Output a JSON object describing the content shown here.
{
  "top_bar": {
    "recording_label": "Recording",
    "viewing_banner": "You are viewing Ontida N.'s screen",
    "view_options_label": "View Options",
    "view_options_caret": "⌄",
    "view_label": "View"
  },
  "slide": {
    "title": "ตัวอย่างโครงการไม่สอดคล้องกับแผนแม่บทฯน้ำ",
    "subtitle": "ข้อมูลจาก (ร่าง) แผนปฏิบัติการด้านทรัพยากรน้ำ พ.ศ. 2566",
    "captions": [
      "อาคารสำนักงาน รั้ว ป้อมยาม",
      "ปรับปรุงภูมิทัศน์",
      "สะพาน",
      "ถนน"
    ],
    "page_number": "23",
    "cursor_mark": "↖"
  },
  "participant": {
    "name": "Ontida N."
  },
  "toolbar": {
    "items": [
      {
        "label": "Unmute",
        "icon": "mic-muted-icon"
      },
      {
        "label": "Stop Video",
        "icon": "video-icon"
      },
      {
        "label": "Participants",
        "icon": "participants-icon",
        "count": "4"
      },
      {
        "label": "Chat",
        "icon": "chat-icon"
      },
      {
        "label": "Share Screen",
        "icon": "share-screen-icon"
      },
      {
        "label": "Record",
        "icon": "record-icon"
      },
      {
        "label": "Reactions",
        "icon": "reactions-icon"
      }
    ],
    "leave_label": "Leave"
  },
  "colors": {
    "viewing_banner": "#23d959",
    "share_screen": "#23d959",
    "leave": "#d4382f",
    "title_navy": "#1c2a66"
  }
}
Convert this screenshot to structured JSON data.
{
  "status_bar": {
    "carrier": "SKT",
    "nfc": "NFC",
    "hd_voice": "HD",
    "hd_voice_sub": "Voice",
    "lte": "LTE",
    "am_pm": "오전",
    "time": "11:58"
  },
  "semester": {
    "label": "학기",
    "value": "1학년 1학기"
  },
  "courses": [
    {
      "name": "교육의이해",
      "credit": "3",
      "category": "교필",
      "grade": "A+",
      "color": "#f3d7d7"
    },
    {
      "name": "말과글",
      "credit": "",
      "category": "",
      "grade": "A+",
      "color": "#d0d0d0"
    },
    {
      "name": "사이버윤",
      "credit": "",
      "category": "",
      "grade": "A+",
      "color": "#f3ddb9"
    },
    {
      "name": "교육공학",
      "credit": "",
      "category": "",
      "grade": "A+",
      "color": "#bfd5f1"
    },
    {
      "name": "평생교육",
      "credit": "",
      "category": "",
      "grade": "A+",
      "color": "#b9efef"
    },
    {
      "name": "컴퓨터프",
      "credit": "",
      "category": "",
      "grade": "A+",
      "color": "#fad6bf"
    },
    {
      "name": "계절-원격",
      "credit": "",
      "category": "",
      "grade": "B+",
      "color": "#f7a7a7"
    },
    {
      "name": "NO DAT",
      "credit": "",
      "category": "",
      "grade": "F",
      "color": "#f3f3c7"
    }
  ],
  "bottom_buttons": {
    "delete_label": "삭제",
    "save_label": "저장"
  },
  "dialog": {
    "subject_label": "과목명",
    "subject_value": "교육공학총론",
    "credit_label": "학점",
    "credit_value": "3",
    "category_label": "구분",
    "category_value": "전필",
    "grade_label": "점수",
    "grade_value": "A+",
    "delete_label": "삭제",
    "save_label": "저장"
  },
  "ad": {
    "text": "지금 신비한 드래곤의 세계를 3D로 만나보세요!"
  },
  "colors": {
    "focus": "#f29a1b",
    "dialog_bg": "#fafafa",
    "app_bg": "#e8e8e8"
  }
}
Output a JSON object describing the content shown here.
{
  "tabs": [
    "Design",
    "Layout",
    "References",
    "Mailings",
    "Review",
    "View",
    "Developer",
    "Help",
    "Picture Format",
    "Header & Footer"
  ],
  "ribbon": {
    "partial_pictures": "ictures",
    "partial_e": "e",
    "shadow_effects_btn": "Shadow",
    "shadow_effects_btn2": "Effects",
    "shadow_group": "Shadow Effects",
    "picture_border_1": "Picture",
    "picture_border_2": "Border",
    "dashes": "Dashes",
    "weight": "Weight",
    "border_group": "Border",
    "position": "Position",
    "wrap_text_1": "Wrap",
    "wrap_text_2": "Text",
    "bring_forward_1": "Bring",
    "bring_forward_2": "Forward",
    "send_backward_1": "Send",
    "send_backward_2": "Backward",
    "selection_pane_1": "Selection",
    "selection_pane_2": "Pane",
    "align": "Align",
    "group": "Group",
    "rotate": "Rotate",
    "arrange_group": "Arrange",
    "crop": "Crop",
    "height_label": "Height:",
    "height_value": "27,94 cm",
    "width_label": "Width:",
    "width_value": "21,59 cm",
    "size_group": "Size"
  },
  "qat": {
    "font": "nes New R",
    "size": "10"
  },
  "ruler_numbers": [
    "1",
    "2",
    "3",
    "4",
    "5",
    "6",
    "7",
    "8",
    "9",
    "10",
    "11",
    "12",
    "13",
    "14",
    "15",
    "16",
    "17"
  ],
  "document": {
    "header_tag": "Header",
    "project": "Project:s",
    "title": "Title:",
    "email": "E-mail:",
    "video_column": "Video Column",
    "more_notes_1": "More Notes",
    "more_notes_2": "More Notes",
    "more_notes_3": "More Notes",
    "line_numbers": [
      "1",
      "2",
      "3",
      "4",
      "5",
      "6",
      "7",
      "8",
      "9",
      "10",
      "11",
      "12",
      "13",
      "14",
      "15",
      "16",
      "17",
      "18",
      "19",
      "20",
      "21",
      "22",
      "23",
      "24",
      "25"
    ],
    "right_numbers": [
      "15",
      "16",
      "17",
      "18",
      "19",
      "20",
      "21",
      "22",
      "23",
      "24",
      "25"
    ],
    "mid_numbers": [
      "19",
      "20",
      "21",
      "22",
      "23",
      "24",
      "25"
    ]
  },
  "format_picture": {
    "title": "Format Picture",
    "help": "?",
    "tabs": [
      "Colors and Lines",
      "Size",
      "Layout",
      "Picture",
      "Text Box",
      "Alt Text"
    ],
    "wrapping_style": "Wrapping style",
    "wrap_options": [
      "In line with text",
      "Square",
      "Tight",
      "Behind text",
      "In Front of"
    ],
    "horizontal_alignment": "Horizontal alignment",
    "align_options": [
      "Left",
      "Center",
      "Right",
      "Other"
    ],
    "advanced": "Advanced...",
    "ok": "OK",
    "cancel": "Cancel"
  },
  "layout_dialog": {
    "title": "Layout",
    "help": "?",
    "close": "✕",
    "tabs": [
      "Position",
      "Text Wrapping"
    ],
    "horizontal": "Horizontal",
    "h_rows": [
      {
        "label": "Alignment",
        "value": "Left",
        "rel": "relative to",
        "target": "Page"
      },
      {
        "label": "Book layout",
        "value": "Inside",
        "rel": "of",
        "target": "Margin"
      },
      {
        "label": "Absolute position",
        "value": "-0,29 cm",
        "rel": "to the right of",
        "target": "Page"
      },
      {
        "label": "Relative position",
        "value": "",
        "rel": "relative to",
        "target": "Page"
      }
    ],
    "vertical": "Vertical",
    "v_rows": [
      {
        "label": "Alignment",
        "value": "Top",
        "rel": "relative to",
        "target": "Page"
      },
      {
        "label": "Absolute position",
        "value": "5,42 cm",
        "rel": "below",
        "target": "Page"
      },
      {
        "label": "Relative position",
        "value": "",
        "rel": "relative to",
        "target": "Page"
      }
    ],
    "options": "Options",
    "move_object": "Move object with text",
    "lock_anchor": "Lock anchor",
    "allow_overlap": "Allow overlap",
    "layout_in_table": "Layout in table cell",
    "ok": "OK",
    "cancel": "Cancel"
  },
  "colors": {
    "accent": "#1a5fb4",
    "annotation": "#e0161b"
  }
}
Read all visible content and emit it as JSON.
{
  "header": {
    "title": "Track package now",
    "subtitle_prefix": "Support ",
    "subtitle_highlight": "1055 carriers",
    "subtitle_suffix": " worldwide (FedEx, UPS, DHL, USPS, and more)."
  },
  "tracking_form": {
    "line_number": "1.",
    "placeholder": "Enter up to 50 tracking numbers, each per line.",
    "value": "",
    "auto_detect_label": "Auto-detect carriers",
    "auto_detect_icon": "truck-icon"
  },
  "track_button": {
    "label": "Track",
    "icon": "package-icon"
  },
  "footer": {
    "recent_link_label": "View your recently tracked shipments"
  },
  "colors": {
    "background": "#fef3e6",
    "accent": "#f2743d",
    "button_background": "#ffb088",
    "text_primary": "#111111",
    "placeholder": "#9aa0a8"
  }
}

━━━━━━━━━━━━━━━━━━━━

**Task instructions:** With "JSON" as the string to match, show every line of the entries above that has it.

**Reply:**
Output a JSON object describing the content shown here.
Convert this screenshot to structured JSON data.
Output a JSON object describing the content shown here.
Read all visible content and emit it as JSON.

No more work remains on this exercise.